_Task details_: Among the entries that follow, find the lines containing the string "tasks" and copy them.

** Opening Data to process block **

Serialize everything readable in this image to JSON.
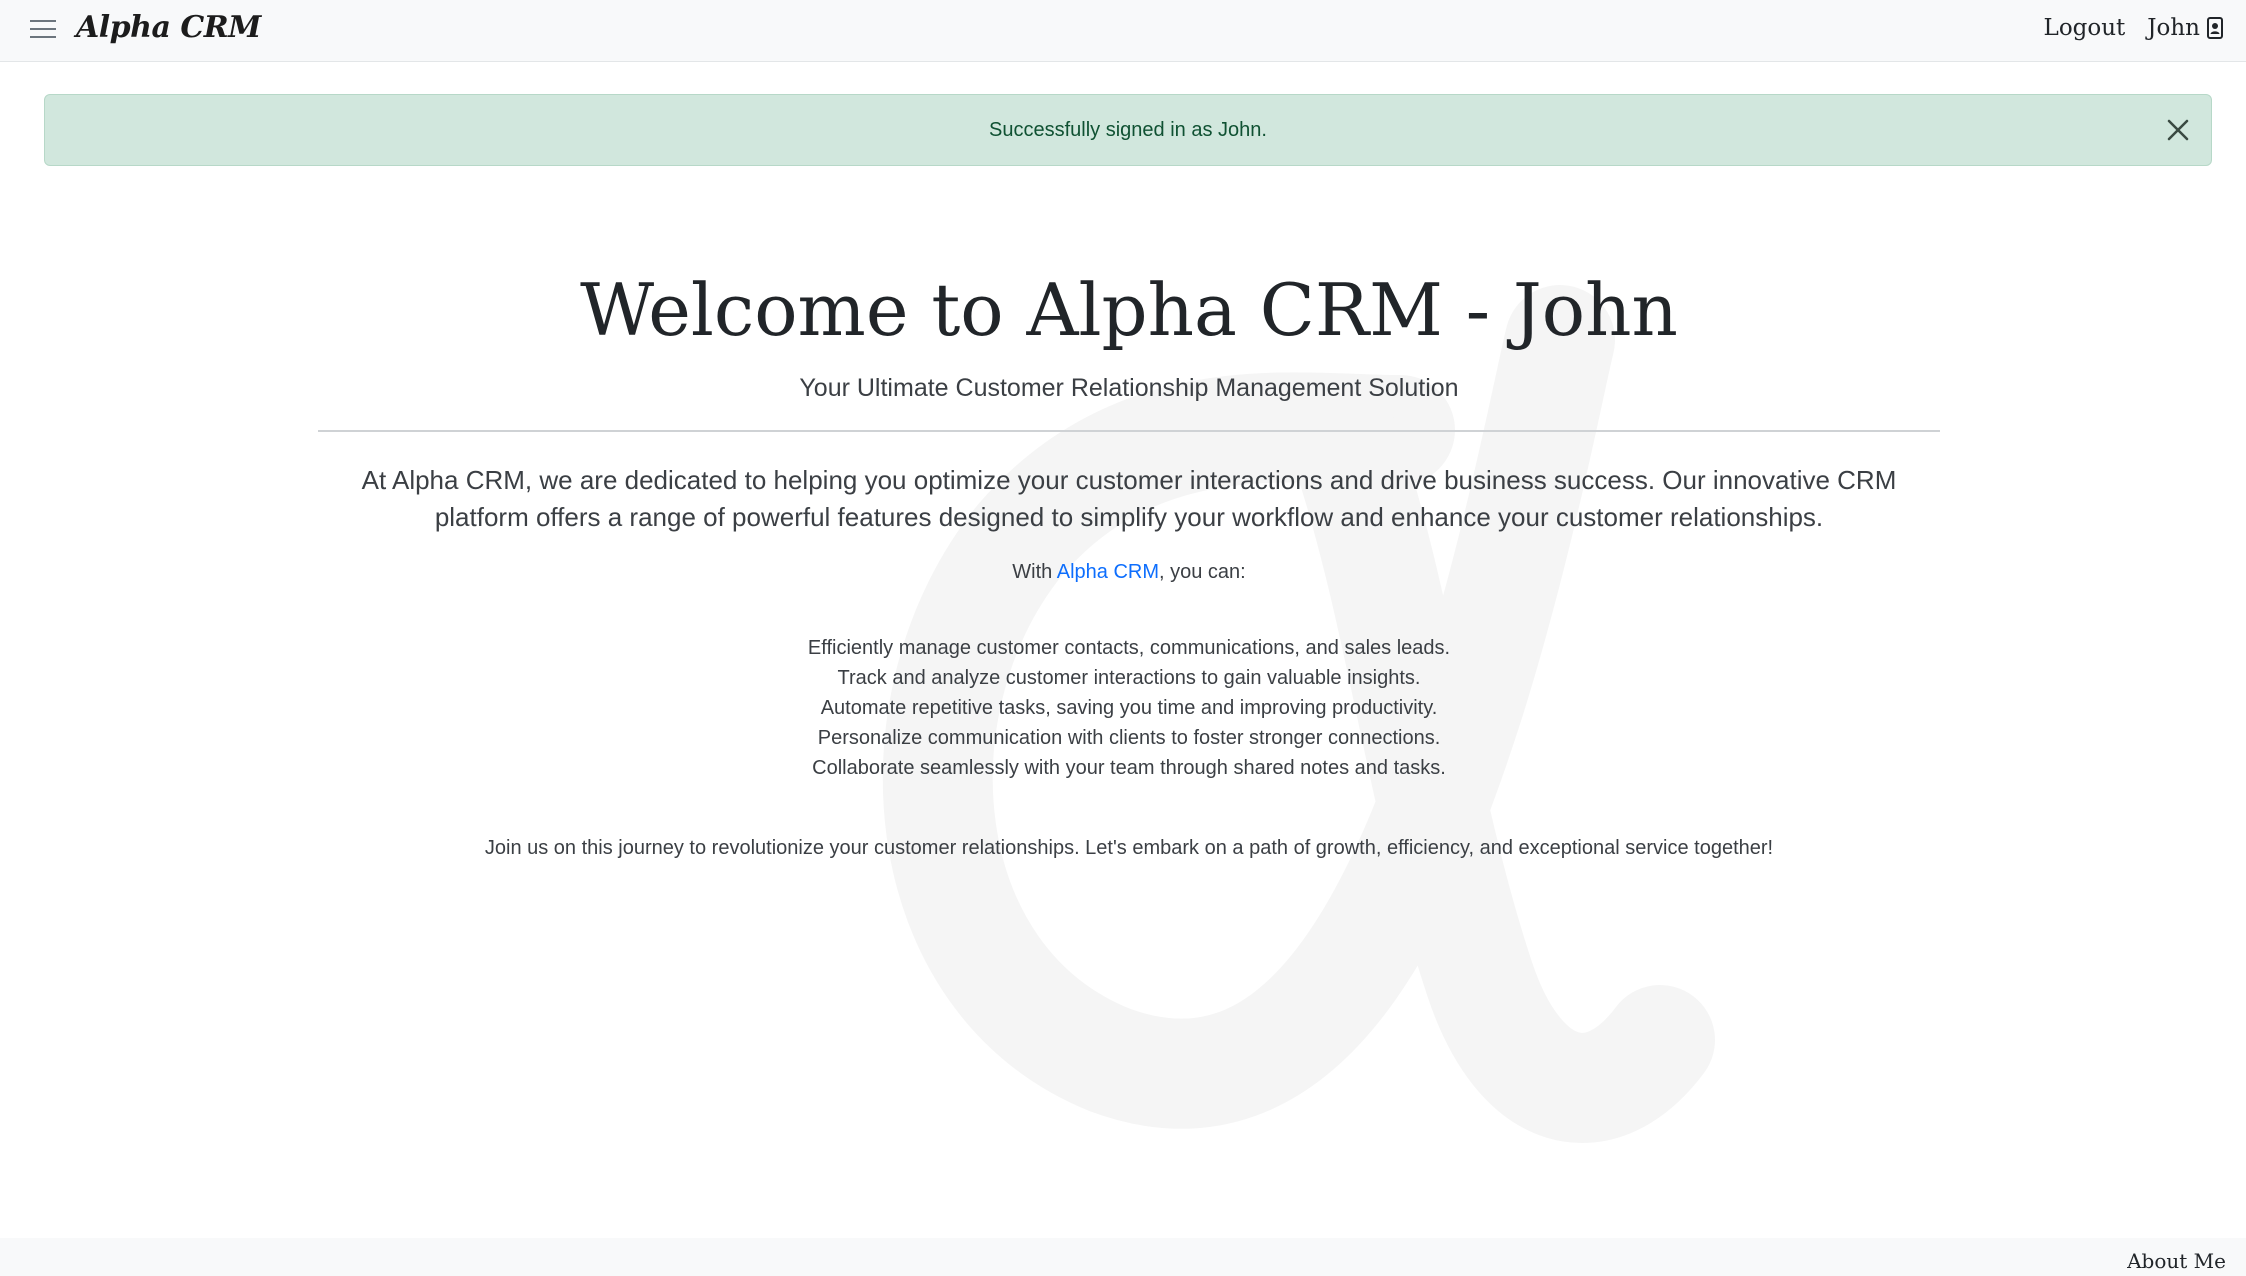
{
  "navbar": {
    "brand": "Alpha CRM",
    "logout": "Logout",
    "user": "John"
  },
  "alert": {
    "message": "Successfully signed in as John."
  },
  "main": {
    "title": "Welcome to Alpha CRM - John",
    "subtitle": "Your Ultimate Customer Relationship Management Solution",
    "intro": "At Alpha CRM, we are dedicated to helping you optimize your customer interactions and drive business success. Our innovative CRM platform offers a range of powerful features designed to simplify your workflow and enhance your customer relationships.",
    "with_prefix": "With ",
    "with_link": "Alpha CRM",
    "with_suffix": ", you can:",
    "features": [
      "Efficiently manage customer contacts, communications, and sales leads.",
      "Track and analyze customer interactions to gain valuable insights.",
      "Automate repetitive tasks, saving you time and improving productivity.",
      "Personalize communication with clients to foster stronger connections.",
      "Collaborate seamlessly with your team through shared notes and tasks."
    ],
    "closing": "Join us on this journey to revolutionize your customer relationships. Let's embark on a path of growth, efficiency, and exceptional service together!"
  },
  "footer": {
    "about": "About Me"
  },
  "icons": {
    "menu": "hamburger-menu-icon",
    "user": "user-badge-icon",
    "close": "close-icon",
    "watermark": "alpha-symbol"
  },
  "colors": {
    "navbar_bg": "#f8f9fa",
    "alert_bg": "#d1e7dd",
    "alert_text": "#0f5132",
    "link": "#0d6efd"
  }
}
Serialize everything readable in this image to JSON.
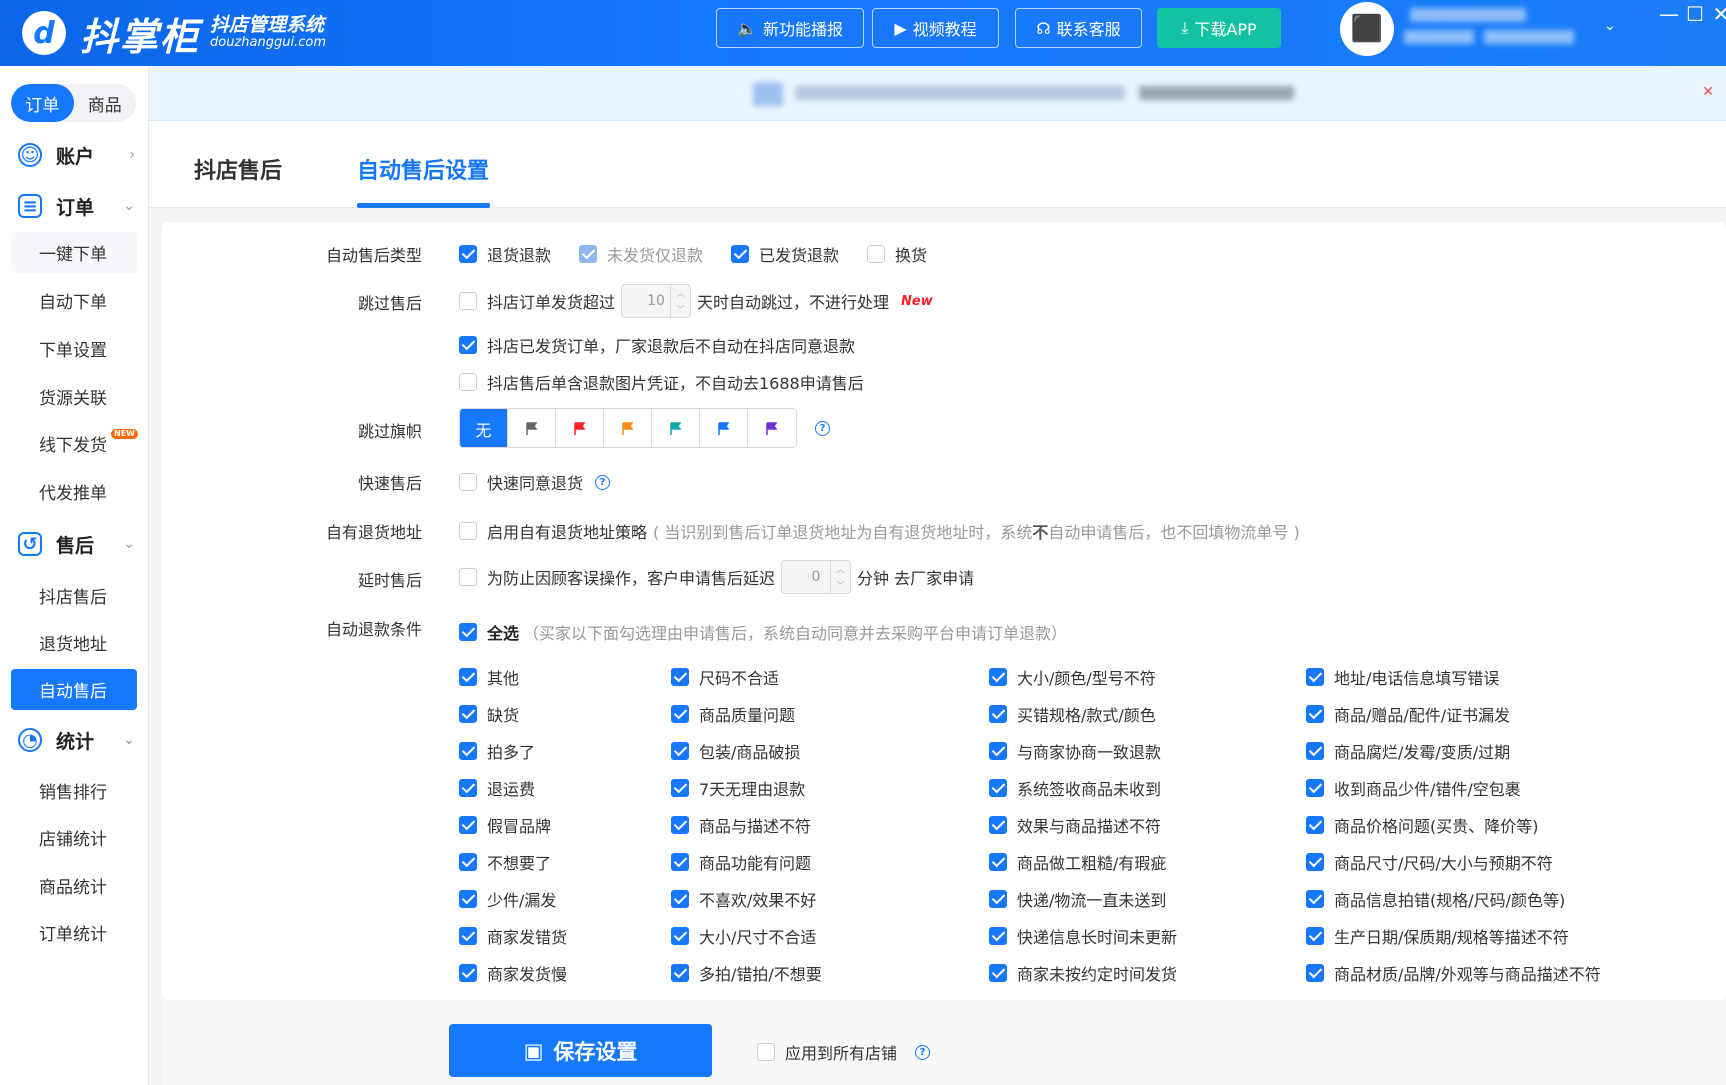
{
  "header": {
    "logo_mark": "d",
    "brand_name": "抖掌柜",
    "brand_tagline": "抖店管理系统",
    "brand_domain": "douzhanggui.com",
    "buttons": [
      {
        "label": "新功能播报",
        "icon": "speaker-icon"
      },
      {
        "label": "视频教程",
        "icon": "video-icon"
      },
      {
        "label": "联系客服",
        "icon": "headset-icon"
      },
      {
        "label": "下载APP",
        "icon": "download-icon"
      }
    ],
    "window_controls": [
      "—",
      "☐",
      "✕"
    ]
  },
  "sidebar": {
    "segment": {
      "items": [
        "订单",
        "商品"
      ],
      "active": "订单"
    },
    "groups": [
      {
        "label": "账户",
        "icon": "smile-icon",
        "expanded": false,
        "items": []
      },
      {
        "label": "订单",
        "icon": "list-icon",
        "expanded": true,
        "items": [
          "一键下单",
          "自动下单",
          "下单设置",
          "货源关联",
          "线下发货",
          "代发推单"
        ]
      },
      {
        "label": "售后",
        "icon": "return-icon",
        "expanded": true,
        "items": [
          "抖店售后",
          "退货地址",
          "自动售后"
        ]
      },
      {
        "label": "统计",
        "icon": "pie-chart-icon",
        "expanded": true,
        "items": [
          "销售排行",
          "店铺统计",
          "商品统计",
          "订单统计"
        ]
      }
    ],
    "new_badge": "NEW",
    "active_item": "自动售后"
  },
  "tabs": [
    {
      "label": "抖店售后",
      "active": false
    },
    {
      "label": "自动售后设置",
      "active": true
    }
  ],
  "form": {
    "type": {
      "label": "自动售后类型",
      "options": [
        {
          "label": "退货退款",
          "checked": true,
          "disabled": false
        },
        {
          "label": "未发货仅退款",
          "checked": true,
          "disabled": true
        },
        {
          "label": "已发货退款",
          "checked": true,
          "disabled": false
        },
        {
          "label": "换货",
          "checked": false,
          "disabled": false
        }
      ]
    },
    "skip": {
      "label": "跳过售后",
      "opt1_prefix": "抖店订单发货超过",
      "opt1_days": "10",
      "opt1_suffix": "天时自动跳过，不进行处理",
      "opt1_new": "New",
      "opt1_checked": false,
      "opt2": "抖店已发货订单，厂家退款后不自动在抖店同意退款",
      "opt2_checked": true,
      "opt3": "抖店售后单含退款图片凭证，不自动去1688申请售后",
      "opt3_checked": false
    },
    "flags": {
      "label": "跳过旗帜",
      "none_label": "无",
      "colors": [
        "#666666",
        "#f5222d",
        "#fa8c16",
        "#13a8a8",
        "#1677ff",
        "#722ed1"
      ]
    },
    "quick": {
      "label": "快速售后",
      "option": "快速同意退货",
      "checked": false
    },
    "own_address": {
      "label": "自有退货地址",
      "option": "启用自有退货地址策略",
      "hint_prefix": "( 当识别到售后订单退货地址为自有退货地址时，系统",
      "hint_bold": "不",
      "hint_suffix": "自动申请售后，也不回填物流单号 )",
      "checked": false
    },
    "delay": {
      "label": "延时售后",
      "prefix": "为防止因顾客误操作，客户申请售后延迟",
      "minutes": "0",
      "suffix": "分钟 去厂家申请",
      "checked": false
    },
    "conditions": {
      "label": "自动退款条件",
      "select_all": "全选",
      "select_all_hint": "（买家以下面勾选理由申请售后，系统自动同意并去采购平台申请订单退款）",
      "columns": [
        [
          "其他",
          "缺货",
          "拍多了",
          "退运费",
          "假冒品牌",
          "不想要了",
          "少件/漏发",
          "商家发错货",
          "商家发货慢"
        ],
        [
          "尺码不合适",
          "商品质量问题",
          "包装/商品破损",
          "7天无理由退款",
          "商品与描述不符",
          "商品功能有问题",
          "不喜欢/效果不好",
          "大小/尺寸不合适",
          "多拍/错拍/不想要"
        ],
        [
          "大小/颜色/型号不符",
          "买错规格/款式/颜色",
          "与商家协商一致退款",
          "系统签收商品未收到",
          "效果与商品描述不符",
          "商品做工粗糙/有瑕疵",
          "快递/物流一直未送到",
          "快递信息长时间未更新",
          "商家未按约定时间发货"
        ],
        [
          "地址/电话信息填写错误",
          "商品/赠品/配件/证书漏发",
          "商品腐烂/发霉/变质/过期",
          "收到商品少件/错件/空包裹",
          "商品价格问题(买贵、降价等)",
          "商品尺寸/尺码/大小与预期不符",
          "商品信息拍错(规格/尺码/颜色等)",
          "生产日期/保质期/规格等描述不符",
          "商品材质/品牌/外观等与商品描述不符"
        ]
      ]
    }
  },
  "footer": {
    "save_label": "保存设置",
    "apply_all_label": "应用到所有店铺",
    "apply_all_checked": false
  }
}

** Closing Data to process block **

_Solution to the exercise_:
      "Automate repetitive tasks, saving you time and improving productivity.",
      "Collaborate seamlessly with your team through shared notes and tasks."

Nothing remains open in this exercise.